By Anna Gay on | No Comments
I have loved photography for many years, and even before I started taking photos of my own, I had an appreciation for what was, in my opinion, great photography.
When I first started out with photography, I found that this lifelong appreciation of the medium was both a blessing and a curse. On one hand, my appreciation of photography created a passion within me to learn, and to work hard at learning, day in and day out.
On the other hand, my lifelong appreciation of the medium also created a feeling of inferiority within me during the first few months (even year or two, maybe) that I would never find my own “style” of photography.
I really think that, once we each find our unique styles of photography, we tend to become more secure in ourselves as photographers. And, the more secure we are, the more likely we are to put ourselves and our photography out there for others.
Maybe you are new to photography and trying to find your style, or maybe you are a veteran photographer hoping to make some changes to your style of photography. Hopefully some of these 5 tips will steer you in a NEW and POSITIVE direction!
Get your eyes on any type of photography you can find, whether it be online, in a gallery, in a magazine or a book – just look at as much as you can! I would not even stick to a certain genre (ie – portraiture, landscape, etc.) but rather, look at everything.
Sometimes you will find inspiration from a type of photography that is totally outside of your own genre. Do not limit yourself to photography, either. You can find all sorts of inspiration in painting, collage, sculpture, and a multitude of other artistic mediums.
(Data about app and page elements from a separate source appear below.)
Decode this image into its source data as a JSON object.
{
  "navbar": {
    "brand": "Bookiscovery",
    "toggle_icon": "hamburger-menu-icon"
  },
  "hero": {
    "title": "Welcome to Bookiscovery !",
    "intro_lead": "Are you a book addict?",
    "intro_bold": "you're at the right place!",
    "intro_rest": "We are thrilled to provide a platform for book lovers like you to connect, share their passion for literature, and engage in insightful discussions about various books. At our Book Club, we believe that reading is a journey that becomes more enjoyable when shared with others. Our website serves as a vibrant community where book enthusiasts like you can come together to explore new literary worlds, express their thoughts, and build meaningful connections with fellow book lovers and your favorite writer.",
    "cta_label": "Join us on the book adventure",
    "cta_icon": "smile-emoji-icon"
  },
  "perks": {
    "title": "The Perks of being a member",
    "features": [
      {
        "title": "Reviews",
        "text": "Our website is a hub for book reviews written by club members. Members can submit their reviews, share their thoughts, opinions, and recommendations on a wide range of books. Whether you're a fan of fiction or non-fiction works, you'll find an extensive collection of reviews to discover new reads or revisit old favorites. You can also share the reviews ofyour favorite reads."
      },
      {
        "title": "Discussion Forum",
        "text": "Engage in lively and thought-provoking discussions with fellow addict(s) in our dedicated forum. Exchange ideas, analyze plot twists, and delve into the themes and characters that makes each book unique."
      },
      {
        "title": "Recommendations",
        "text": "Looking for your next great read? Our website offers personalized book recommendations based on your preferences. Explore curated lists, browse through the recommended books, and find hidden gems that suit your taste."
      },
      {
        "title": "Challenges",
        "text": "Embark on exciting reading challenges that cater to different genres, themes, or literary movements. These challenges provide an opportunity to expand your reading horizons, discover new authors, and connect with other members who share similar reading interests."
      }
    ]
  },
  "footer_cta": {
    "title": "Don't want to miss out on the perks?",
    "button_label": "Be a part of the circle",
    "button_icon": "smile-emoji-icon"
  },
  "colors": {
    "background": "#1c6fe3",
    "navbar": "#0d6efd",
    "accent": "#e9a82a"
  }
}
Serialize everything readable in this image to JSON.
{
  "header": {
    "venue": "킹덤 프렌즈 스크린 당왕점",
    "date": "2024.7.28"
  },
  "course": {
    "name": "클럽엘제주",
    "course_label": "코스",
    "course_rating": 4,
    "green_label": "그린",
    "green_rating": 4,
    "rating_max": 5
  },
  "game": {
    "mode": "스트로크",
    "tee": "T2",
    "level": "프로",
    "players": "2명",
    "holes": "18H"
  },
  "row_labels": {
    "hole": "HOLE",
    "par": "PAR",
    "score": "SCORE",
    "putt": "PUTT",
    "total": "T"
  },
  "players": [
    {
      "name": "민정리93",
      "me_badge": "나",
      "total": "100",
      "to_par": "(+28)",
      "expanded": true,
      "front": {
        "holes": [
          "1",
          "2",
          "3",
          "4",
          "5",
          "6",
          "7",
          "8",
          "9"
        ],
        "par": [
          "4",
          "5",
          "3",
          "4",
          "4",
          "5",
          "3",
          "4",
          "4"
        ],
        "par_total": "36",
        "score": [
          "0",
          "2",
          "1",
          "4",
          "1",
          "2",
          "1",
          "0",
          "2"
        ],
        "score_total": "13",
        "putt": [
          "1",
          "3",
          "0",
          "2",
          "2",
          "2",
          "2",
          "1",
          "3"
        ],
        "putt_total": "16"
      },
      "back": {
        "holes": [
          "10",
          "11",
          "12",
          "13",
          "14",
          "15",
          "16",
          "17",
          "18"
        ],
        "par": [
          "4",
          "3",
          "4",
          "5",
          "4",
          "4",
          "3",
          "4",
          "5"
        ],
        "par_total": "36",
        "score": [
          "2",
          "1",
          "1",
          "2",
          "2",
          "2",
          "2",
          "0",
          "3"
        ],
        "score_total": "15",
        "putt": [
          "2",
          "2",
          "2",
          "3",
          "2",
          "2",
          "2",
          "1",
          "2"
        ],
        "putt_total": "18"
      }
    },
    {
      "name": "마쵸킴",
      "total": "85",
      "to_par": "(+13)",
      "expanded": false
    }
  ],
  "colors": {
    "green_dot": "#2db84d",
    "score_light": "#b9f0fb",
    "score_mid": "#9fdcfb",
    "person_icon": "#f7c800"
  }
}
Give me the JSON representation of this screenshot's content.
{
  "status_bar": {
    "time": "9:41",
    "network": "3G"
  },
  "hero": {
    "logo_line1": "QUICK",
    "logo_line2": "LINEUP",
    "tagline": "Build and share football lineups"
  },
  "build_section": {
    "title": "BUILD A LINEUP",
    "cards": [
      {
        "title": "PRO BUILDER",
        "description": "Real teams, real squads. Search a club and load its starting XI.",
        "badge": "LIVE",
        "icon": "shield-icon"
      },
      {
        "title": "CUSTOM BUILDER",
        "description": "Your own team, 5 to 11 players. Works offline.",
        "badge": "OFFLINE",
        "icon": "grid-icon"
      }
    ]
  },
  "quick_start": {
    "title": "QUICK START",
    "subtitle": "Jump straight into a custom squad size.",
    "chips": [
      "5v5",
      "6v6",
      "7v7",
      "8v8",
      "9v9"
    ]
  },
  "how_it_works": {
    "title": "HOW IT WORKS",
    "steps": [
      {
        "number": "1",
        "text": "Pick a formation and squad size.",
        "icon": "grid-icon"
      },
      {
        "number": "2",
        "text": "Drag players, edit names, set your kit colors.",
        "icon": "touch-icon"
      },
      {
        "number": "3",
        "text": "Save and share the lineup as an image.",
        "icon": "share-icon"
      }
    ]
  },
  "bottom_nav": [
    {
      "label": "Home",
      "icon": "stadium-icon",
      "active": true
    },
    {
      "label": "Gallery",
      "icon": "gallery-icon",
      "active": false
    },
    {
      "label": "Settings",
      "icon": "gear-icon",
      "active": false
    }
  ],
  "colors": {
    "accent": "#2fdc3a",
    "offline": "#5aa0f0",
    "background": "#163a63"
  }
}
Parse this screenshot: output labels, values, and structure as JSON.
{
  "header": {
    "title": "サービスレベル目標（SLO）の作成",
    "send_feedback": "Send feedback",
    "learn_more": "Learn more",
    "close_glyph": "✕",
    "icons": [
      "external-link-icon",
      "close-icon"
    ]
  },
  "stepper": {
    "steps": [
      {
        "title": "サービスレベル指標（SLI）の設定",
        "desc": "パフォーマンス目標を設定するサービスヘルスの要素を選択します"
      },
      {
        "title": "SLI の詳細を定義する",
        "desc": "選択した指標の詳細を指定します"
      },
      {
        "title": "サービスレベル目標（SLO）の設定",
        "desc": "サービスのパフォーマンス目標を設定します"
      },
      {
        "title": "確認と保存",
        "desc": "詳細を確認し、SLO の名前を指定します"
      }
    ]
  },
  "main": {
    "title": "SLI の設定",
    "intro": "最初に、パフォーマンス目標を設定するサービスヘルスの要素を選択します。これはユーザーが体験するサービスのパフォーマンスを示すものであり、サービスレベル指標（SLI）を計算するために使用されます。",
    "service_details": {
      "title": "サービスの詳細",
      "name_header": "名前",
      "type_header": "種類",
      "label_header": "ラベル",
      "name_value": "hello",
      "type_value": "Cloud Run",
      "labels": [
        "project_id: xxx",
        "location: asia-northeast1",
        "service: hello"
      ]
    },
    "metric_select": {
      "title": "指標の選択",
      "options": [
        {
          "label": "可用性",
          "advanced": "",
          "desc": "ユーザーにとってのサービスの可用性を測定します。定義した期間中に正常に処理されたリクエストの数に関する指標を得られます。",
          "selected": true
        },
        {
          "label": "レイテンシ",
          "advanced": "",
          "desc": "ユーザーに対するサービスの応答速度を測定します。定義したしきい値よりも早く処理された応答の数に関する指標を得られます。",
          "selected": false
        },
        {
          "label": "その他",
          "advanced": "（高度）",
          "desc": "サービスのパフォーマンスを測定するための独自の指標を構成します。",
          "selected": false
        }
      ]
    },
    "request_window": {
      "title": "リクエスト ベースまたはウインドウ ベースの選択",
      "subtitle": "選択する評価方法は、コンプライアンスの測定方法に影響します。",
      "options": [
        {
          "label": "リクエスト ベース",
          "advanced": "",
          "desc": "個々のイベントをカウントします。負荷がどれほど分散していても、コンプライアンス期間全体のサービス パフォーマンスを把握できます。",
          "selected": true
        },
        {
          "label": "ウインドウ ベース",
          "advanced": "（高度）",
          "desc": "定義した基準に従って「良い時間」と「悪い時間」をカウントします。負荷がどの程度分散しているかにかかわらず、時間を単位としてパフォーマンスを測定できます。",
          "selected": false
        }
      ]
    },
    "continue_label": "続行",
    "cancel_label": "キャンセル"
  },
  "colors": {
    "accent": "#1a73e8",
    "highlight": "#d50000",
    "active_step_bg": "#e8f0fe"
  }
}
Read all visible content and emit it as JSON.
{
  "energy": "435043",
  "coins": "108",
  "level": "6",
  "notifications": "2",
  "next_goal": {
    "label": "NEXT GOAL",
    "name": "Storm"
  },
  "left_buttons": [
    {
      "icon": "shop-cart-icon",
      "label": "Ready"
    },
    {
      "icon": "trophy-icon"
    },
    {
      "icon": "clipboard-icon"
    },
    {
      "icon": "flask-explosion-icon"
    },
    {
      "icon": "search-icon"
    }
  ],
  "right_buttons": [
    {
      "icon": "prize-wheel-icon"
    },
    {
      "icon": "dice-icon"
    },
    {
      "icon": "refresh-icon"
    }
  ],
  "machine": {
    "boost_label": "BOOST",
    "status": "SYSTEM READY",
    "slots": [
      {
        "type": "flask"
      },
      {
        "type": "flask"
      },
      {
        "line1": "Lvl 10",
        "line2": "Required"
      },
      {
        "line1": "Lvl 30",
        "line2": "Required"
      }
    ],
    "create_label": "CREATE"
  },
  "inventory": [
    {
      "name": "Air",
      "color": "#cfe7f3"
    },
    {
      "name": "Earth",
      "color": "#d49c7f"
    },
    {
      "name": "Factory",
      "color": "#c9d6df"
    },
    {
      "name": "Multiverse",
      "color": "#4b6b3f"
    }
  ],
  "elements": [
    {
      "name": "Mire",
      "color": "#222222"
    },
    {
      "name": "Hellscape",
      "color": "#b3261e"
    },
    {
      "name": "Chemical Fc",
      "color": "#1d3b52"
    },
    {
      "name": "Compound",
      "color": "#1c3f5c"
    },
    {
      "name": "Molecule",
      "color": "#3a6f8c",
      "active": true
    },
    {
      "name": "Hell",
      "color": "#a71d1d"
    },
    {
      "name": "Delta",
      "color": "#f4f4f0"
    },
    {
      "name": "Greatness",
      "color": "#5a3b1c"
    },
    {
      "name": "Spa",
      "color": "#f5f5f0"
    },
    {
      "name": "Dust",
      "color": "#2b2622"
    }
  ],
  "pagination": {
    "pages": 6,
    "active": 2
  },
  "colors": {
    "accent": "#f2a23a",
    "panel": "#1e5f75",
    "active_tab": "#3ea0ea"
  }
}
Now is the perfect time to give yourself license to experiment. Try things you’ve never tried before, and don’t worry so much about the outcome. You do not even have to share these experiments with anyone, so the pressure is low!
Try all the things you have been wanting to try, but never have. You should even try things you think you don’t want to try – because sometimes, when you go for something out of left-field, you will be pleasantly surprised, and wonder why you didn’t try it sooner.
I can’t stress this enough – embrace your failures! It sounds so cliché, but it’s cliché because it’s so true!
I am not saying embrace your failures to the point of posting them on your photography website (unless you just really, really want to) but rather, accepting them for what they are – steps in the direction of helping you find your style and refine your skills. I guarantee you that you won’t get very far unless you have some serious, epic failures under your belt.
We have the idea drilled into us that we are, under no circumstances, supposed to be copycats, but I have a couple of beefs with this idea:
Just because Ansel Adams photographed the American West in black and white hasn’t stopped thousands of other photographers from doing the same thing. They photographed the same subject, but in new ways.
Let me stress that there is a big difference between completely and blatantly copying every single aspect of an image, and taking a certain aspect from an image – whether it be location, camera angle, lighting, post-processing, etc. – and imitating an aspect of the image that is appealing to you, and one that you wish to incorporate into your own photography.
You do not want to run the risk of encroaching on intellectual property, but there is no crime in saying, “Wow, I really love the color choices in this photo, how can I create something similar with the resources I have?”
Don’t be shy – ask for help. There are millions of blog posts, discussion forums and YouTube videos that can aid you in your search to find your style, and the majority of them are free. If you are really serious, you can always take a webinar or workshop from a professional in the field whose work you admire.
Do you have any questions or comments about Finding Your Photography Style? Leave us a comment below - we would LOVE to hear from you! And PLEASE SHARE this post using the social sharing buttons (we really appreciate it)!
Anna Gay is a portrait photographer based in Athens, GA and the author of the dPS ebook The Art of Self-Portraiture. She also designs actions and textures for Photoshop. When she is not shooting or writing, she enjoys spending time with her husband, and their two cats, Elphie and Fat Cat.